▸ **Records provided**
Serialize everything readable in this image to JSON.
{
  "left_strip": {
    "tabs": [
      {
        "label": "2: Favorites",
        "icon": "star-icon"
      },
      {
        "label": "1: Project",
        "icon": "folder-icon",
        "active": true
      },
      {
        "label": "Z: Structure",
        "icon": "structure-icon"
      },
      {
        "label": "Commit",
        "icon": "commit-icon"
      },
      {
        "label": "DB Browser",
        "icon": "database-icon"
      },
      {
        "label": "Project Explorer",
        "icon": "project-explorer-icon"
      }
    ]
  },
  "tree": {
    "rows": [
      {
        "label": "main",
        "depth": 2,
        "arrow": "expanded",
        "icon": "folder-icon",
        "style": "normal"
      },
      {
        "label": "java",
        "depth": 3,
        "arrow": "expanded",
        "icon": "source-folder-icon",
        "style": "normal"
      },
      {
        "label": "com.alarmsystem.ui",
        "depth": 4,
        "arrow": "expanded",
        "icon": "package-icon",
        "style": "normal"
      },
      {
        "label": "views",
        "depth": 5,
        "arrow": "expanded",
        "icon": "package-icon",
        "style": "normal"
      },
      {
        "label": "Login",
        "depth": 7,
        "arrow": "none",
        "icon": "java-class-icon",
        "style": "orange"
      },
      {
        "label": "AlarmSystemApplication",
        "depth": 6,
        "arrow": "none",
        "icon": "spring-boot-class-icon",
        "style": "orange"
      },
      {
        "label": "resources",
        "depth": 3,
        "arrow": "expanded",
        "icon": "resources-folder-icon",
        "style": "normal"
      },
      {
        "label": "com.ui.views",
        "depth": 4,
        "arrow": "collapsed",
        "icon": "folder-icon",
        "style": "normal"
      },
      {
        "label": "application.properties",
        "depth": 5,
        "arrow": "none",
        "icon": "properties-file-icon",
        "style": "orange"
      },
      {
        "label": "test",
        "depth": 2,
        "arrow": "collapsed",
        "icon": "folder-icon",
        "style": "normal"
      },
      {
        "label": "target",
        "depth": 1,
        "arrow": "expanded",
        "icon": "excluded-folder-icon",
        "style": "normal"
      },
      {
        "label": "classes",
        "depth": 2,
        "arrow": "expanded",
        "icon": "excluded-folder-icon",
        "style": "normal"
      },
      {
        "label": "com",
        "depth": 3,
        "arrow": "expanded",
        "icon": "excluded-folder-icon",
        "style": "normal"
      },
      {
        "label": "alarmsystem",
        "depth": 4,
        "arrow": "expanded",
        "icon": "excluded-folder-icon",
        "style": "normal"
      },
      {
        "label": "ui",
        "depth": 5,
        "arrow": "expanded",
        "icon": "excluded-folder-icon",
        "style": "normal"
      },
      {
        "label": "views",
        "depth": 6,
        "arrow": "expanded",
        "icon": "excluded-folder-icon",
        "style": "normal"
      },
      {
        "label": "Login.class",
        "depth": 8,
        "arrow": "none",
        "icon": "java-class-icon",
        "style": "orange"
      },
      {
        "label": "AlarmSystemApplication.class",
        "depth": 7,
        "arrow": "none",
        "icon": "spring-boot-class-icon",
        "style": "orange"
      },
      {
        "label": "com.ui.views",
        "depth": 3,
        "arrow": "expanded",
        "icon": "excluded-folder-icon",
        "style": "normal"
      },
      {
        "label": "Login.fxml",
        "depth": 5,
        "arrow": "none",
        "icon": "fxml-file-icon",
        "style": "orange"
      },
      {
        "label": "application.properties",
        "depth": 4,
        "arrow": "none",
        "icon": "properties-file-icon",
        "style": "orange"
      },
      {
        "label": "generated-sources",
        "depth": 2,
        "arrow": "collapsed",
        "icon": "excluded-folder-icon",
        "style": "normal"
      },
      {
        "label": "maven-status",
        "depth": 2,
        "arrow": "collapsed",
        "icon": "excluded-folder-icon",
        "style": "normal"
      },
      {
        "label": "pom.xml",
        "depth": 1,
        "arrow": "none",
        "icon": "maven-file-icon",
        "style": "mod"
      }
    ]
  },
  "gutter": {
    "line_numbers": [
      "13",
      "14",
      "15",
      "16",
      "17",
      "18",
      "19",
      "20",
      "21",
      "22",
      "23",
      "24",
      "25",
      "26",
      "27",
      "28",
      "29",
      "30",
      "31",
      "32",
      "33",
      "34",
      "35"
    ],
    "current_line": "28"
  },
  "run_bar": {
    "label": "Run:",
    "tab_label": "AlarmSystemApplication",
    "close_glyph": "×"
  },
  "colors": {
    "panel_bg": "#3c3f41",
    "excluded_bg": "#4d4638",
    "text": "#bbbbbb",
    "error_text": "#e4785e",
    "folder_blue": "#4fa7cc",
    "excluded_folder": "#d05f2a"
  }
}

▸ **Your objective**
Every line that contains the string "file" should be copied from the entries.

▸ **Exercise answer**
        "icon": "properties-file-icon",
        "icon": "fxml-file-icon",
        "icon": "properties-file-icon",
        "icon": "maven-file-icon",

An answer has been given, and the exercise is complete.